YOUR OBJECTIVE: Find each line in the records below that contains the word "monitoring", and copy it out.

RECORDS FOR THIS EXERCISE:

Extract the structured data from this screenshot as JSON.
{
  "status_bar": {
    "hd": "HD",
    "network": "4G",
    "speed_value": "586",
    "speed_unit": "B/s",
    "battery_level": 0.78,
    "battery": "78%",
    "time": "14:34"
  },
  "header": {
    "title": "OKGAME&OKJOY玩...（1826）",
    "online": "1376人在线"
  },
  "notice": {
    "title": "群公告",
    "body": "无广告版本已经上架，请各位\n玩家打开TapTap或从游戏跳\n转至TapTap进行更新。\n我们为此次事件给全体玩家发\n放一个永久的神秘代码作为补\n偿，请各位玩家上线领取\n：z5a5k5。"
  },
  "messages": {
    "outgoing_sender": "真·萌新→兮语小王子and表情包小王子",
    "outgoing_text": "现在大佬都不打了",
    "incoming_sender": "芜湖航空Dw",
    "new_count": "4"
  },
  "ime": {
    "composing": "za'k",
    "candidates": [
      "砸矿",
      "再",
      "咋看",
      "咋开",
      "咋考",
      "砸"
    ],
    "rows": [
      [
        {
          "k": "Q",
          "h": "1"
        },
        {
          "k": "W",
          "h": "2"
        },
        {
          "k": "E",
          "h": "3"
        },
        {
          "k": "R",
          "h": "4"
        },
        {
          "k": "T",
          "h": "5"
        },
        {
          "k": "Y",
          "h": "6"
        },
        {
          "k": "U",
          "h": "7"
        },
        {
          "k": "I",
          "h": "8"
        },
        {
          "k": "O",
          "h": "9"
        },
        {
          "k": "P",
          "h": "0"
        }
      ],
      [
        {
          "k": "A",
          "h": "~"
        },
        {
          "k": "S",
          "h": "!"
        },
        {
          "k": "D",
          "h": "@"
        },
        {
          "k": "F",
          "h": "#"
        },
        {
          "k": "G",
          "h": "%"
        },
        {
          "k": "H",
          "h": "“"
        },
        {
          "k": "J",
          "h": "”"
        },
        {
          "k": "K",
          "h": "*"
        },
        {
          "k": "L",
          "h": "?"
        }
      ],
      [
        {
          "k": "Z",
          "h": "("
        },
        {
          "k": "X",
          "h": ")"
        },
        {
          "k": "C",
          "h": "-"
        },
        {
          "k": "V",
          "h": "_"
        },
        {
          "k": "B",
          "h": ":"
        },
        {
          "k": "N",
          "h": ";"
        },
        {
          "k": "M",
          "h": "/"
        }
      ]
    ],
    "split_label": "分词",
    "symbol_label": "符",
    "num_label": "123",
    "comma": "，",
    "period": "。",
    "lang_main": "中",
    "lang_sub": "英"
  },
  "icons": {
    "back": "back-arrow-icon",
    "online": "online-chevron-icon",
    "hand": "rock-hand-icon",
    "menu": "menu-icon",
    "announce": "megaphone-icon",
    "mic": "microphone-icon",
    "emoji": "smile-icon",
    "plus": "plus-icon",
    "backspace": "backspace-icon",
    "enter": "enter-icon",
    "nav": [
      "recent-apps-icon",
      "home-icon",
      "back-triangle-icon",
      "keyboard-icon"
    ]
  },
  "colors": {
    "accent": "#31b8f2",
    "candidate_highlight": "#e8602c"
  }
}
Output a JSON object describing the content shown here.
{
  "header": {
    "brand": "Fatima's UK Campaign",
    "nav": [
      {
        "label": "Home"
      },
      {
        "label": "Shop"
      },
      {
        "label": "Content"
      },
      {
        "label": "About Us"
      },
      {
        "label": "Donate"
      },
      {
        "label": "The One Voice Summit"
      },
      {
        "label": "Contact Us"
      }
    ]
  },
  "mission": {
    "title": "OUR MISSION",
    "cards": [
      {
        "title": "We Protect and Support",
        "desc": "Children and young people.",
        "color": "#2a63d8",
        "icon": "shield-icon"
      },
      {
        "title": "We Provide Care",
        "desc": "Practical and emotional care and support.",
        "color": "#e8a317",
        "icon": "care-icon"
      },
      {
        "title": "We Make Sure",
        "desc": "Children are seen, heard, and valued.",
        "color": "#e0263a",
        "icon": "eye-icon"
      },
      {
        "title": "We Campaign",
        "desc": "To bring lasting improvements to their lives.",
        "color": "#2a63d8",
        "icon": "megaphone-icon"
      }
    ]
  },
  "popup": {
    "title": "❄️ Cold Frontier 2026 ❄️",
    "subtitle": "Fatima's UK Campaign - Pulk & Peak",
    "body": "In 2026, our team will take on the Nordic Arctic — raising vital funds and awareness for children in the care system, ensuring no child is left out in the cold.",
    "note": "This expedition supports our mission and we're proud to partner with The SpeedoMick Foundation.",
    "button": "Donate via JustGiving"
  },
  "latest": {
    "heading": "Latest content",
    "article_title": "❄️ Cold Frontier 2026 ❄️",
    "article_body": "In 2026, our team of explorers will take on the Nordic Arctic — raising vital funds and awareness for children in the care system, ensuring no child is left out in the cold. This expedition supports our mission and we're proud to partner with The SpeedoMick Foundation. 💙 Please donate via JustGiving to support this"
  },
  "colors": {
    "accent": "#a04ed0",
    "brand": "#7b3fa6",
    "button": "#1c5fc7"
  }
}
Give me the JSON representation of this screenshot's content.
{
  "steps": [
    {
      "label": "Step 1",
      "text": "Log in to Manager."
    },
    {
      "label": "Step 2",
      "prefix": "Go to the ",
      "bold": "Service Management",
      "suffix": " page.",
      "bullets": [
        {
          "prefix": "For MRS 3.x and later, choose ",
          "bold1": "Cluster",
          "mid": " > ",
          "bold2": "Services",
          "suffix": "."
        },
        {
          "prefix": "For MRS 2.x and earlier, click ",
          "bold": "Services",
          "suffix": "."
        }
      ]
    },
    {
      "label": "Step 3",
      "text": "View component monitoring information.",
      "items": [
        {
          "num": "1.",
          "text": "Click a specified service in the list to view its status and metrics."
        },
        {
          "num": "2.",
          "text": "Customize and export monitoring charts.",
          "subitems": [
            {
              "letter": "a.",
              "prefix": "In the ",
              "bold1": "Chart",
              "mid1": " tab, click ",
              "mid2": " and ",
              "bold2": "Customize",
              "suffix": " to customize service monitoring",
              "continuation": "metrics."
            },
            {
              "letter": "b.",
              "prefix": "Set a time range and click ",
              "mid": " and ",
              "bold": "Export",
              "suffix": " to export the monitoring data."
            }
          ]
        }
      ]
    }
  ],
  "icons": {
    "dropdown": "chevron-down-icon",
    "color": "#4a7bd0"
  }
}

RESULT OF THIS TASK:
      "text": "View component monitoring information.",
          "text": "Customize and export monitoring charts.",
              "suffix": " to customize service monitoring",
              "suffix": " to export the monitoring data."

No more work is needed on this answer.